“Subversive” schools, in the Postman sense, would not rely on multiple-choice tests or textbook lessons. He favored an “inquiry-based” approach that emphasized the process of learning by encouraging students to ask their own meaningful questions.

The teacher’s goal would be to develop “a new kind of person, one who -- as a result of internalizing a different series of concepts -- is an actively inquiring, flexible, creative, innovative, tolerant, liberal personality who can face uncertainty and ambiguity without disorientation.”

The book became a 1960s classic, and is still in print.

Ten years later, however, Postman stopped talking about blowing up old definitions of schooling and began embracing many of its conventions. In “Teaching as a Conserving Activity,” also co-written with Weingartner, he advocated dress codes for teachers and students and emphasized the importance of helping poor and minority youths become competent in standard English. Society had become so unsettled by 1979, when the book was published, that Postman believed it was necessary for schools to become a stabilizing, or conserving, force.

The social revolutions of the 1960s and ‘70s were one factor in Postman’s apparent philosophical reversal. But the most salient influence was television’s cultural ascendance. The electronic medium had become “the command center” of American society, he said, and this was not good news.

Postman was a student of Marshall McLuhan, the Canadian media critic famous for his warning that “the medium is the message.” Television, Postman argued, was antithetical to inquiry and it stunted critical thinking. It told children too much and blurred the lines between childhood and adulthood. These became the primary notes of a lament that he sounded for the next two decades.

“TV serves us most usefully,” he wrote in “Amusing Ourselves to Death,” “when presenting junk-entertainment; it serves us most ill when it co-opts serious modes of discourse -- news, politics, science, education, commerce, religion.”

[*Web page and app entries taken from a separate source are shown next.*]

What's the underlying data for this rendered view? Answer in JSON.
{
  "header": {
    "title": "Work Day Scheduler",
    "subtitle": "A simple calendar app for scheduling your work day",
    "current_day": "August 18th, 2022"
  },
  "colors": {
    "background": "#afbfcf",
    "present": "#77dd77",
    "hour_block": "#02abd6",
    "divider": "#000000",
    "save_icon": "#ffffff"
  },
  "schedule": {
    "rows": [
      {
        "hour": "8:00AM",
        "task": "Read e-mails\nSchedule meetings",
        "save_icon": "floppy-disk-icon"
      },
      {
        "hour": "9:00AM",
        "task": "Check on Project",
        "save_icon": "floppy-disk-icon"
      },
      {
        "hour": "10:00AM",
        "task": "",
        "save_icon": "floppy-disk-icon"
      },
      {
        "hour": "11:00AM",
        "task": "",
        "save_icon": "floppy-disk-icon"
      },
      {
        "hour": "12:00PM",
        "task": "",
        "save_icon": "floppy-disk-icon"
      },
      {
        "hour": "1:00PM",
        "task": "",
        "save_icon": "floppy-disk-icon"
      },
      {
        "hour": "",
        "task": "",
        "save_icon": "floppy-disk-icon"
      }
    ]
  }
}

Postman did watch television; he was a fan of history and sports programs and old movies. What disturbed him most was TV news, which he believed bred intellectual dullness by turning viewers into passive spectators. “In Russia, writers with serious grievances are arrested,” he wrote, “while in America they are merely featured on television talk shows, where all that is arrested is their development.”

He was a fan of CBS’ “Late Night” host David Letterman, primarily because much of Letterman’s humor deflated the media, such as his satirical “man on the street” interviews that exposed the absurdities of TV reality. Letterman, Postman once said, “tries to ‘break the frame’ of the television screen. That is really the most important task for schools today -- to break the screen for the youngster.”

He was adamant that schools should help students discern how technology molds thinking and communication and teach them to view TV and computers not as tools but as philosophies of knowledge.

Postman may have been one of the few prominent critics of “Sesame Street,” the pioneering educational television show for preschoolers who learned their ABCs and numbers from warm, fuzzy characters and cartoons with catchy music. Although many experts would disagree with his contrarian assessment, Postman maintained that the show, in pandering to the appetite for entertainment, taught children not to love school, but to love TV.

“We now know that ‘Sesame Street’ encourages children to love school only if school is like ‘Sesame Street,’ ” he told The Times in 1988.

The media critic “had tremendous respect for television ... as one of the greatest forms of entertainment,” said Terrence Moran, a former student of Postman and an NYU colleague. “His rap against ‘Sesame Street’ was that the structure was the same as a commercial. It doesn’t matter what the content is. The medium -- the structure -- is what is important.”

Postman’s most powerful idea was that “the media are not merely transmitters of information but environments in which cultures grow,” Moran said. “He was always interested in how the structure of communications systems shaped people.”